And as the sun went down, so did Yorkshire. Having established a strong position at 25 overs, they went to pieces between the 36th and 38th overs, losing four wickets for three runs, three of them to a South African-born Dutchman called Ryan ten Doeschate, who caught the fourth after a singular piece of juggling in the covers when he held the ball at the third, agonising attempt.
Among the four to fall were Anthony McGrath and Jacques Rudolph, two players who were capable of making the game a close one, but their going opened the door to Yorkshire's tail.

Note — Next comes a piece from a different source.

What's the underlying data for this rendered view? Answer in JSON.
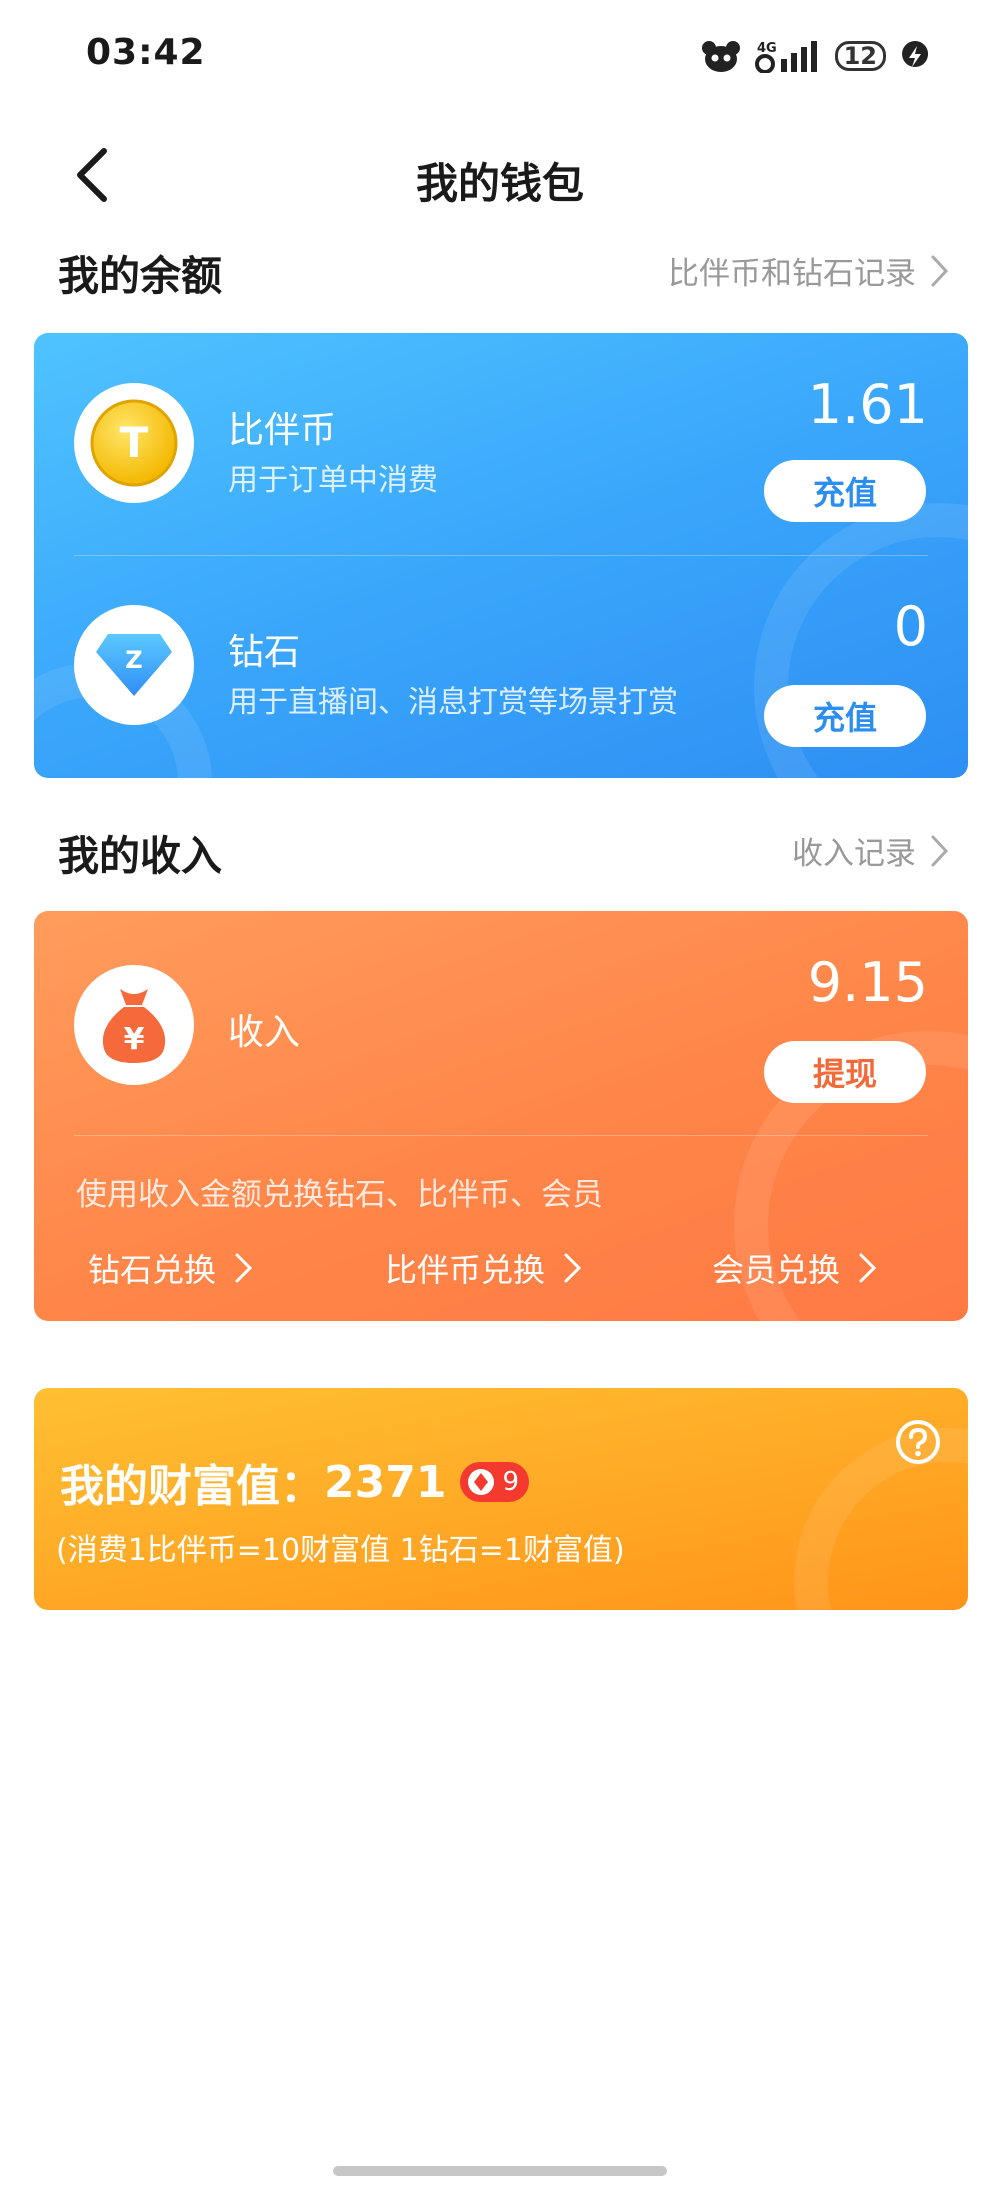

Having won the toss, Essex batted first. Alastair Cook and Jason Gallian were untroubled by Matthew Hoggard, bowling with the aid of a strong breeze, and Tim Bresnan. Cook was dismissive of Hoggard, who was replaced after only three overs by the substantial figure of Darren Gough. He managed to pacify both batsmen, who replied by taking risky runs until Gallian was run out for 28 having been undone by a direct hit by Bresnan at mid-off.
Bresnan was to do the same to Cook taking a second run to third man. By then Cook had scored a steady 95 (127 balls, 10 fours) and Essex seemed comfortably placed at 180 for 3. When Ravi Bopara was out two runs later edging a catch to the keeper the balance of power was transformed. Napier and Jamie Foster were put in charge of a salvage operation, and it was floundering. Five wickets were down for 216 in the 44th over. Yorkshire were the cocky ones.
But not for long. Bold Napier was thoroughly warmed up, and he was particularly hard on poor Hoggard. Grant Flower entered into the spirit of things, scoring 21 from 15 balls and adding 54 with Napier and making sure that Essex would have a competitive score. They finished on 285 for 8, 63 of them off the last five overs.
Yorkshire were not intimidated, at first. After all, they had won the last 50-over trophy match between the two teams when each scored 283 on this ground, but Yorkshire had lost fewer wickets. And for 35 overs, they seemed to be making a game of it, reaching 150 more quickly than Essex had. That was when the rot set in with remarkable speed.
Ten Doeschate was having a purple period that echoed Napier's. His three wickets cost 30, plus his catch, and he could rightly claim to be the architect of Yorkshire's collapse. They lost nine wickets for 58 runs, the last to fall being Gough.
In his last season as Yorkshire's captain, Gough had hoped to celebrate with a Trophy final at Lord's. He will have to watch on television instead.Reuse content